Task prompt:
For each line of the data below, copy it if it holds the word "JSON".
Segment Start: Data for this exercise
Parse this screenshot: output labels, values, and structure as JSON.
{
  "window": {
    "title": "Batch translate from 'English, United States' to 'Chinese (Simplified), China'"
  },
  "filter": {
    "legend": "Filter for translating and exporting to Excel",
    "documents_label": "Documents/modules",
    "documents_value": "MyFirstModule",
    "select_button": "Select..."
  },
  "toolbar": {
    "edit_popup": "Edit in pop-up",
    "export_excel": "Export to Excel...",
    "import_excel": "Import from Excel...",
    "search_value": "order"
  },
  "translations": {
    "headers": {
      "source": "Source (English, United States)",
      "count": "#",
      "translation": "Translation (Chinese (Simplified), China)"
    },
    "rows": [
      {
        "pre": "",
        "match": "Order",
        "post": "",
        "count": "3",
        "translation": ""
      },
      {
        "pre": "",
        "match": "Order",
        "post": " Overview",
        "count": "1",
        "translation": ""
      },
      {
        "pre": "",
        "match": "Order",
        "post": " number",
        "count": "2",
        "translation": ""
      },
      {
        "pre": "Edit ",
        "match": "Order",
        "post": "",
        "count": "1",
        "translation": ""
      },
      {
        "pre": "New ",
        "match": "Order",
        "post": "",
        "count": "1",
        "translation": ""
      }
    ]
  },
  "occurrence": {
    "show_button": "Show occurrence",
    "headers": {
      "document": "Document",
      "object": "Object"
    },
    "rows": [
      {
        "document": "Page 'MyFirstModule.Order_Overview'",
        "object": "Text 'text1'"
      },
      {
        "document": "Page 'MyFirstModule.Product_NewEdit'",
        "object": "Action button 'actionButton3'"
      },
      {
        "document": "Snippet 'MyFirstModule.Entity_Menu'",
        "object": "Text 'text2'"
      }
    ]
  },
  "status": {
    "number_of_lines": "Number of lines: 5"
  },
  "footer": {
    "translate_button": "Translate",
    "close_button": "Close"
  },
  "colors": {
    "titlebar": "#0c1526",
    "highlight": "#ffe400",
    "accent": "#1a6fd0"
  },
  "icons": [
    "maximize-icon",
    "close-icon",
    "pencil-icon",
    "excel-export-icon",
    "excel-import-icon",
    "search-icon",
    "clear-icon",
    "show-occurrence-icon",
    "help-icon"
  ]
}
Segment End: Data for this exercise
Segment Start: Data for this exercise
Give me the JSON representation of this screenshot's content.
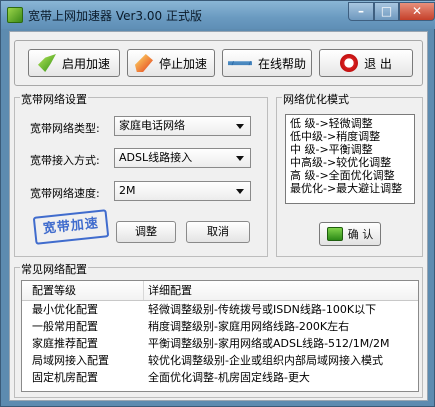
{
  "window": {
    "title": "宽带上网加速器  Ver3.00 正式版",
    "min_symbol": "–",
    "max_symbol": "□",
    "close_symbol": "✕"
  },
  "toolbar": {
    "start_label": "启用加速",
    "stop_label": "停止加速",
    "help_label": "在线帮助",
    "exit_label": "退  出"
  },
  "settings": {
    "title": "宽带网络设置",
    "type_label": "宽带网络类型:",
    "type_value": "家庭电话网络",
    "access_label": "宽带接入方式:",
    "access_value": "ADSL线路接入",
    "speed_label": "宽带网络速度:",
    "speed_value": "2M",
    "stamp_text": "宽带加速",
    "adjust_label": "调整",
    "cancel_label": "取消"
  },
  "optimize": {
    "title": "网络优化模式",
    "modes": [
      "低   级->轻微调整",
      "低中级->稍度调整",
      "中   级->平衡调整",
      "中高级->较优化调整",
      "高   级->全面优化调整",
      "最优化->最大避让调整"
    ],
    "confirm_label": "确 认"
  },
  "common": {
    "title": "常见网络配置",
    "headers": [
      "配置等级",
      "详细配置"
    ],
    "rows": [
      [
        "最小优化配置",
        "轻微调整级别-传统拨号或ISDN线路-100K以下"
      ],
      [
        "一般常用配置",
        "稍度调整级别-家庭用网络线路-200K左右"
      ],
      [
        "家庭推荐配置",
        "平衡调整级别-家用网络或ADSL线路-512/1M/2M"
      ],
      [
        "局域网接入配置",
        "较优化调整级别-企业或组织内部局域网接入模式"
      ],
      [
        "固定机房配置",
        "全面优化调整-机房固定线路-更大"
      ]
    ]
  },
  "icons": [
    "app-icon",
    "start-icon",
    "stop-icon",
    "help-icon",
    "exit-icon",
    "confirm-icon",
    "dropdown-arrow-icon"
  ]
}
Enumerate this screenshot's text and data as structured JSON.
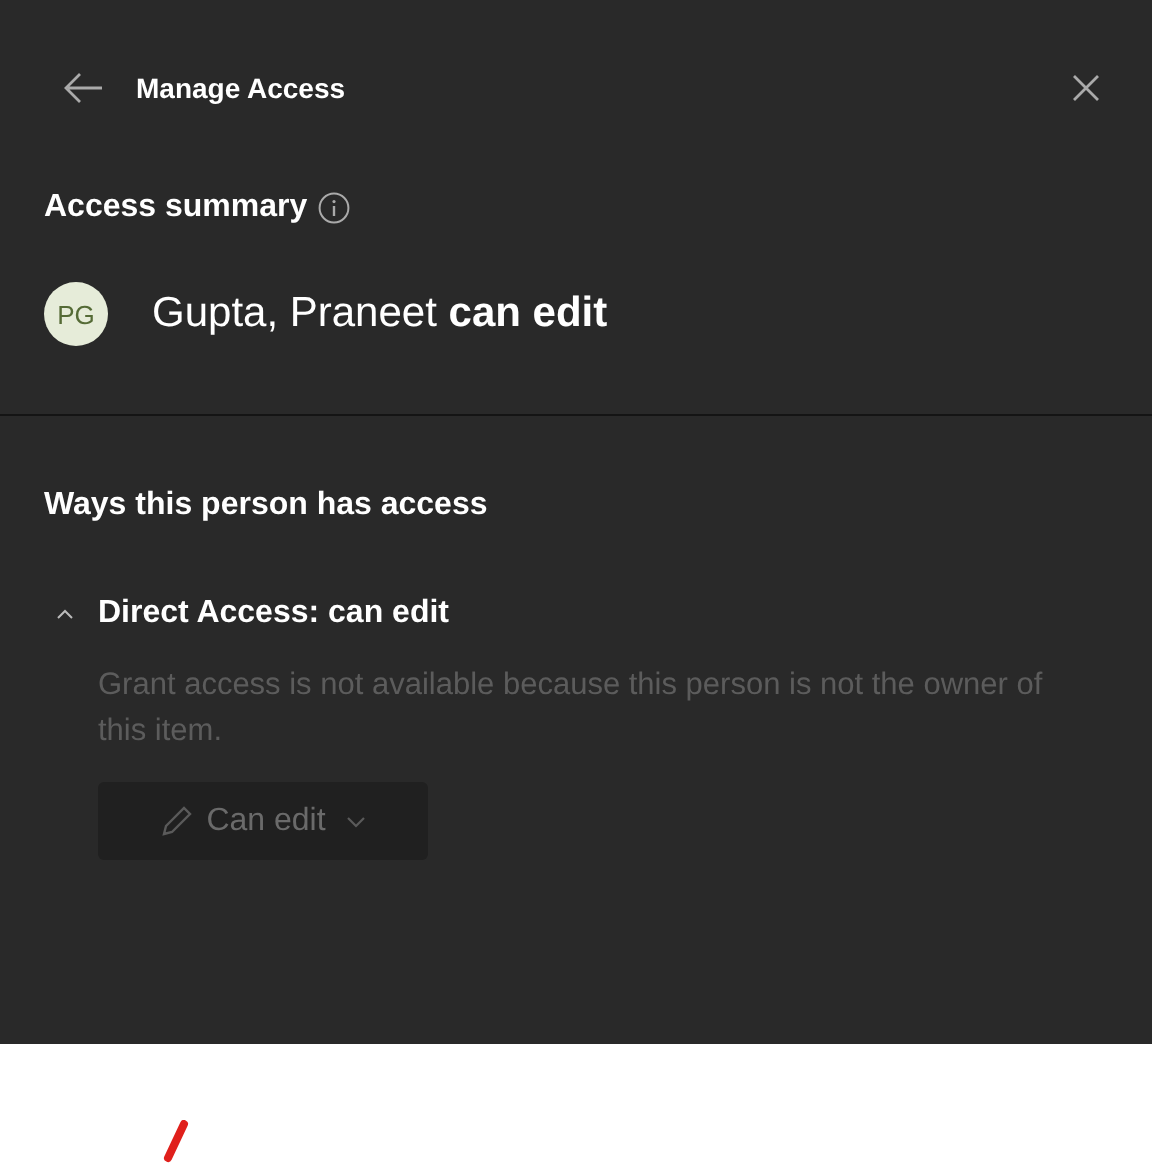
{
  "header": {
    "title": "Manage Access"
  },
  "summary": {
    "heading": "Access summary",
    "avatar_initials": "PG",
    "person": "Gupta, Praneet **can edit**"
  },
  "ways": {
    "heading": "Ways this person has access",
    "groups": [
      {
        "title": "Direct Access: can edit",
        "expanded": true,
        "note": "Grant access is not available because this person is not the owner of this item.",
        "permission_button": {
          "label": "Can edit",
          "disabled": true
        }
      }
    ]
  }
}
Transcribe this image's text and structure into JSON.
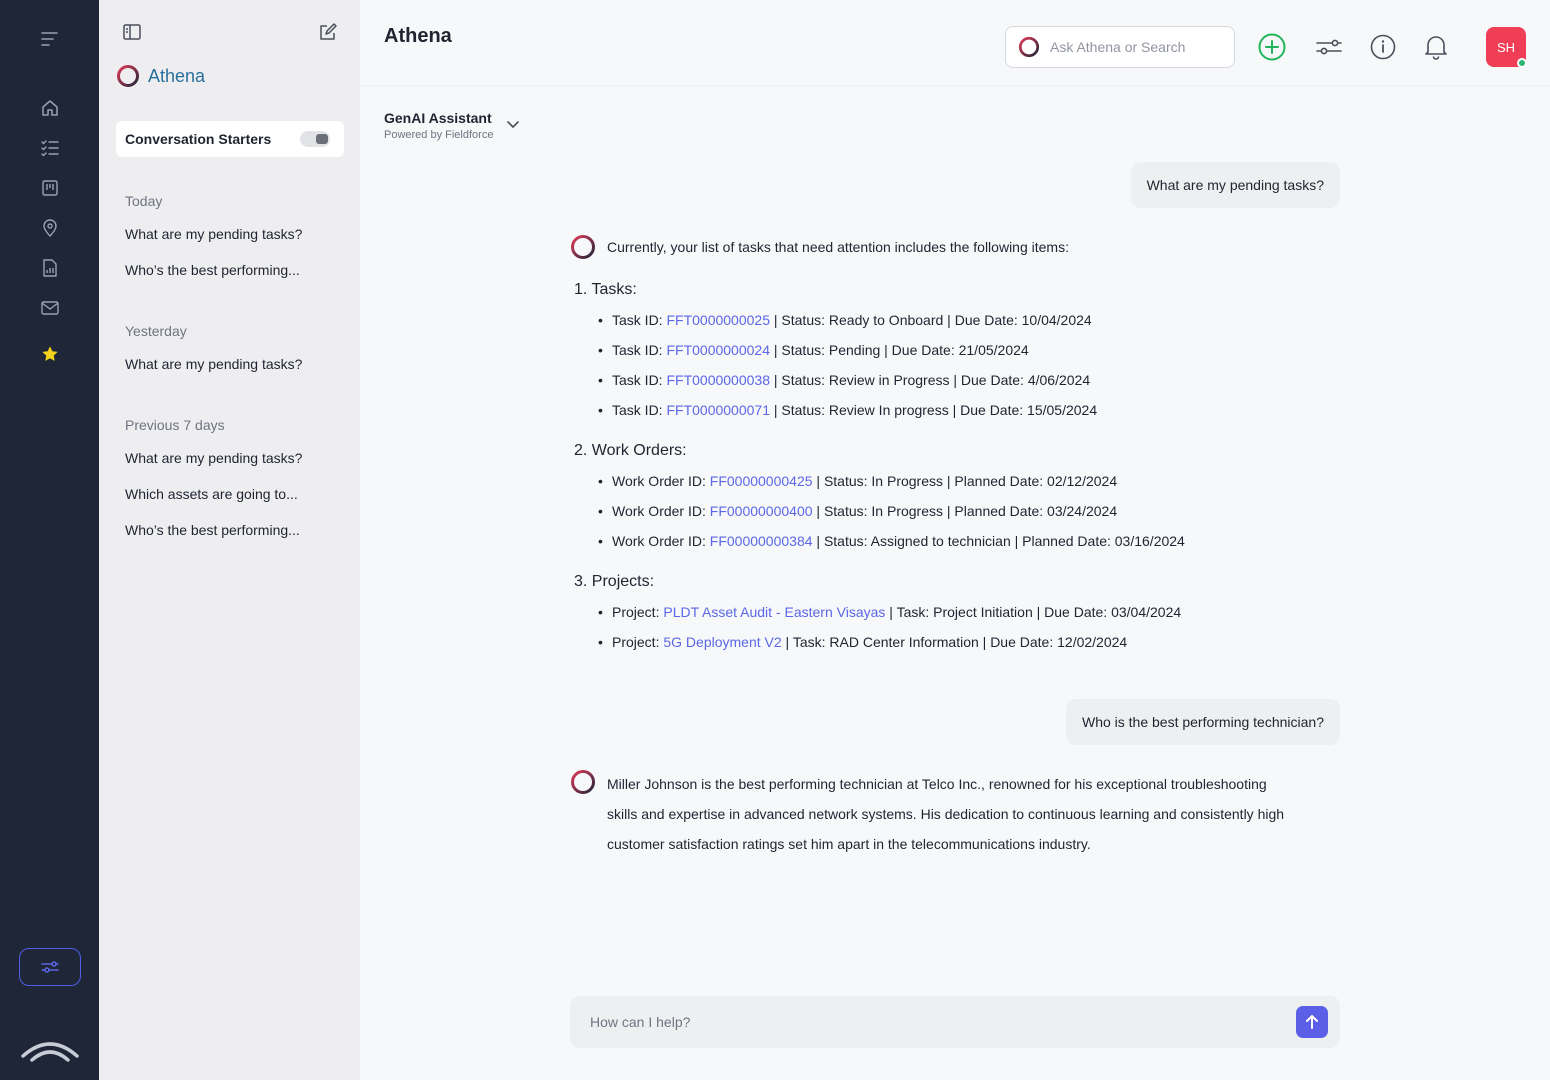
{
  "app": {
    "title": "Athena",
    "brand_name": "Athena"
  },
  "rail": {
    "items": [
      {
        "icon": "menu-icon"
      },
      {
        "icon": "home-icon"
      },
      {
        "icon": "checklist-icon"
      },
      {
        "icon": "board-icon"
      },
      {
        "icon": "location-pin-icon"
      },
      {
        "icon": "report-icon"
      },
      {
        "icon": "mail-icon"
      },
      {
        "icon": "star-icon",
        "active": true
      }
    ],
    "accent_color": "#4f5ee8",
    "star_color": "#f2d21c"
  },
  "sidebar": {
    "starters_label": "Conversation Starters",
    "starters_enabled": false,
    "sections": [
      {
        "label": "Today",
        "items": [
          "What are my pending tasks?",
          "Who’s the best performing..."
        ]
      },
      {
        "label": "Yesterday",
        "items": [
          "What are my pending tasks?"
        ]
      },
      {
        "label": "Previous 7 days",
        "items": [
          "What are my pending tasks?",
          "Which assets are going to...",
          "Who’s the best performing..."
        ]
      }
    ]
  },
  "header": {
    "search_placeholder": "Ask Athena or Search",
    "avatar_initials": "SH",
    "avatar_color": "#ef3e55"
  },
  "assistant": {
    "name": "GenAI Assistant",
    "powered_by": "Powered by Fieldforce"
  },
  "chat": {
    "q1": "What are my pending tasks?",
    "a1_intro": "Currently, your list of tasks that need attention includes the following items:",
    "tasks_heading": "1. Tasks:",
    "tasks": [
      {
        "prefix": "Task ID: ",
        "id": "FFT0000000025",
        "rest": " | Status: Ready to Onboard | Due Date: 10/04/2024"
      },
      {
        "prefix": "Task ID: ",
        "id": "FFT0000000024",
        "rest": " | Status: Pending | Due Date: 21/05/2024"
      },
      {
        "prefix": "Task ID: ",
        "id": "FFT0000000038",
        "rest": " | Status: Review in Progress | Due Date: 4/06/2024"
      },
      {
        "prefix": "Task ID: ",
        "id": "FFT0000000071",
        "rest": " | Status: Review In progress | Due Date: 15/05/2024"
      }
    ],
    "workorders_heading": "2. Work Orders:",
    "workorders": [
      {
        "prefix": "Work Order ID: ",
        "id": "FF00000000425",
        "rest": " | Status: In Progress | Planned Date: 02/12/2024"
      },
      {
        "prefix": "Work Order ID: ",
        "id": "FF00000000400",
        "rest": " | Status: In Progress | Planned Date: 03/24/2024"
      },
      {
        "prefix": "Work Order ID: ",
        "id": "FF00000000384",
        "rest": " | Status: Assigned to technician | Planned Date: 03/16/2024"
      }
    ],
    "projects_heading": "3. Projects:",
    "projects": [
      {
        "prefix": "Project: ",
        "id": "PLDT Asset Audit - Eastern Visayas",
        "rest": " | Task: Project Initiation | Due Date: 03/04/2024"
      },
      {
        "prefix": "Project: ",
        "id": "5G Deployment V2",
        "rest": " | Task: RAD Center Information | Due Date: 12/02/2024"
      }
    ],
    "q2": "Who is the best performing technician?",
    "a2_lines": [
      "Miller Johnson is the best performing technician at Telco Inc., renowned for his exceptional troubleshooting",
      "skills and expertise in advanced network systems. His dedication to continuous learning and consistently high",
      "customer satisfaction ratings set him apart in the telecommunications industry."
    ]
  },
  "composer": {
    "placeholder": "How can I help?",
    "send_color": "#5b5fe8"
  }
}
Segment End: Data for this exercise
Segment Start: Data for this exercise
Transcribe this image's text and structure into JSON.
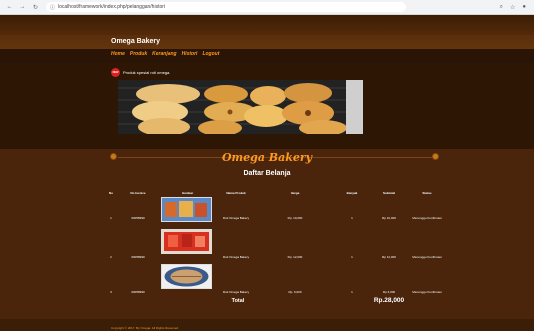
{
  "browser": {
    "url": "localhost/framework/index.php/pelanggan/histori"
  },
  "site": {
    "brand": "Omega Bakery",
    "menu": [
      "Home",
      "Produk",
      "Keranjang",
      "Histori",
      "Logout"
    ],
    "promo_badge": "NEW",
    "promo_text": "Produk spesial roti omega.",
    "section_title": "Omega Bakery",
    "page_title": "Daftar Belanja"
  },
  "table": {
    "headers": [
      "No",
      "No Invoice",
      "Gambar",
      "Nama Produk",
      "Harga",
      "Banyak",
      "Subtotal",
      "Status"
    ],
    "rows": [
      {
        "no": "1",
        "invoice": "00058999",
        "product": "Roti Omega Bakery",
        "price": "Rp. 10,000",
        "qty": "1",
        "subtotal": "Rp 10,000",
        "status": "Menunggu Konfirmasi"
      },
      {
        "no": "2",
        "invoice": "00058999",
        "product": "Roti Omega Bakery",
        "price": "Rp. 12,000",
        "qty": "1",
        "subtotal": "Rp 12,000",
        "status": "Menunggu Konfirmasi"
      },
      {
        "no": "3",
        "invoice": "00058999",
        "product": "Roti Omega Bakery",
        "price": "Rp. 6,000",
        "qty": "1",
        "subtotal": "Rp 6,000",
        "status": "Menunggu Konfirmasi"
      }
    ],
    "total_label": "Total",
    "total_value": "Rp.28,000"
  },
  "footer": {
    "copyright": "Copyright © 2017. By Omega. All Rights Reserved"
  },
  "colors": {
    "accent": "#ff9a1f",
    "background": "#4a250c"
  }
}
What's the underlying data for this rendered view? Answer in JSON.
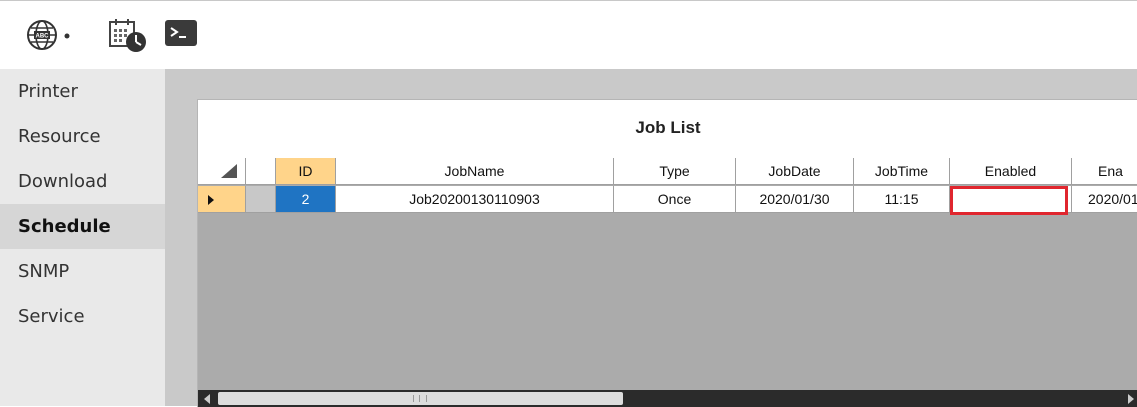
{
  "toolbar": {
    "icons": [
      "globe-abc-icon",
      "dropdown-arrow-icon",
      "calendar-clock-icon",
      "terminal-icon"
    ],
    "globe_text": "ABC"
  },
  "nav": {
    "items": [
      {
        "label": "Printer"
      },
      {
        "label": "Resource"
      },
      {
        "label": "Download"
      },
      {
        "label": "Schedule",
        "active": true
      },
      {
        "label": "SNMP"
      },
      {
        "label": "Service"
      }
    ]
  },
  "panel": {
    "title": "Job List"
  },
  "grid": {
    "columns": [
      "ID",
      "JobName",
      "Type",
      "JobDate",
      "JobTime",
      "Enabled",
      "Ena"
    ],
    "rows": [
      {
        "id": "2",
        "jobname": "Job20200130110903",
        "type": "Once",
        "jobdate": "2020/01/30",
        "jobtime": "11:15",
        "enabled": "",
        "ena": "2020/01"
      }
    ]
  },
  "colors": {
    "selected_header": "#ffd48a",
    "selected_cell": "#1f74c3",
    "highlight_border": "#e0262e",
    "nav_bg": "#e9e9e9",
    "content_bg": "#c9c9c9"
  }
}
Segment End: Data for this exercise
Written response:
Parse this screenshot: output labels, values, and structure as JSON.
Give me the JSON representation of this screenshot's content.
Enumerate this screenshot's text and data as structured JSON.
Transcribe this image's text and structure into JSON.
Transcribe this image's text and structure into JSON.
What's the underlying data for this rendered view? Answer in JSON.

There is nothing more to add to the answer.